It’s grand, it’s on Central Avenue, and it’s also a coffee house. After officially opening at the end of June, the Grand Central Coffee Company at 718 N Central Avenue in downtown Phoenix is just as the name suggests.
But the 13,000-square-foot nightclub turned coffee house is slated to be even more.
After sitting vacant for nearly 16 months, the bar space at Central Avenue and McKinley, which operated as LGBT nightclub Amsterdam for more than a decade, has been transformed into a new establishment offering full espresso bar, mixology bar with 23 on-tap brews, and soon-to-be “general store.” Currently, the space, which has a new name — Grand Central Coffee Company — is open from 6 a.m. to midnight Sunday through Thursday, and 6 a.m. to 2 a.m. Friday and Saturday. But come August, when its cafe is in full swing, Grand Central will be open 24/7 with hopes of catering to students at the ASU Downtown Phoenix Campus.
For anyone who has curiously wandered into the space — passing the winged lions at the entrance — it doesn’t take long to see Grand Central is unlike any other coffee shop in downtown Phoenix… if not the state. Aesthetically, the vast interior space is an eccentric mashup of styles.

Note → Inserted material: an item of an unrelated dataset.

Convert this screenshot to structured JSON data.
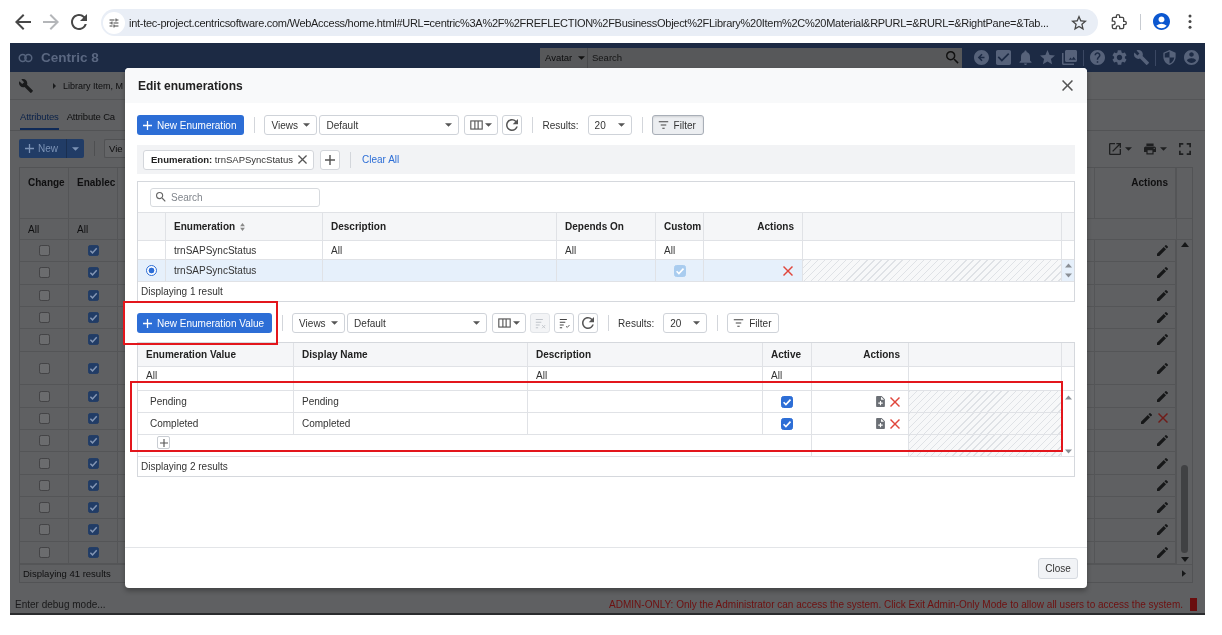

“(The) inspiration was Grand Central Station, and old world steampunk meets Harry Potter,” said Grand Central’s creative director, Jeffrey Lazos-Ferns.
Grand Central Coffee is part of a small, unique strip of spaces that have operated as various nightclubs over the years — including DWNTWN, and the Grand Ballroom, which are still open, and the Pink Elephant and Amsterdam, which have since closed.
Over the past year, the group behind Grand Central Coffee Company has been working to turn the spaces into an arts, entertainment and dining destination.
According to Ferns, the group behind the space has produced “over 100 events for many different communities: LGBT, queer, political, pageants…” They’ve even hosted tribal nights, and yoga nights, not to mention live latin jazz and other music events.
But why such a broad spectrum?
“We strategically looked at downtown Phoenix and wanted to provide space and event production for communities that wouldn’t otherwise have that,” Ferns said.
“With the gentrification that’s happening, there’s a fabric that is rich and we don’t want to lose that,’ Ferns said. “Roosevelt Row, Latino/Latina, African American… We want to be a big arts umbrella to all of that.”
If You Go:
Grand Central Coffee Company
718 North Central Ave.
For the latest updates, follow Grand Central Coffee Company on Facebook.
Featured image by Virginia Farinas with permission by GCCC.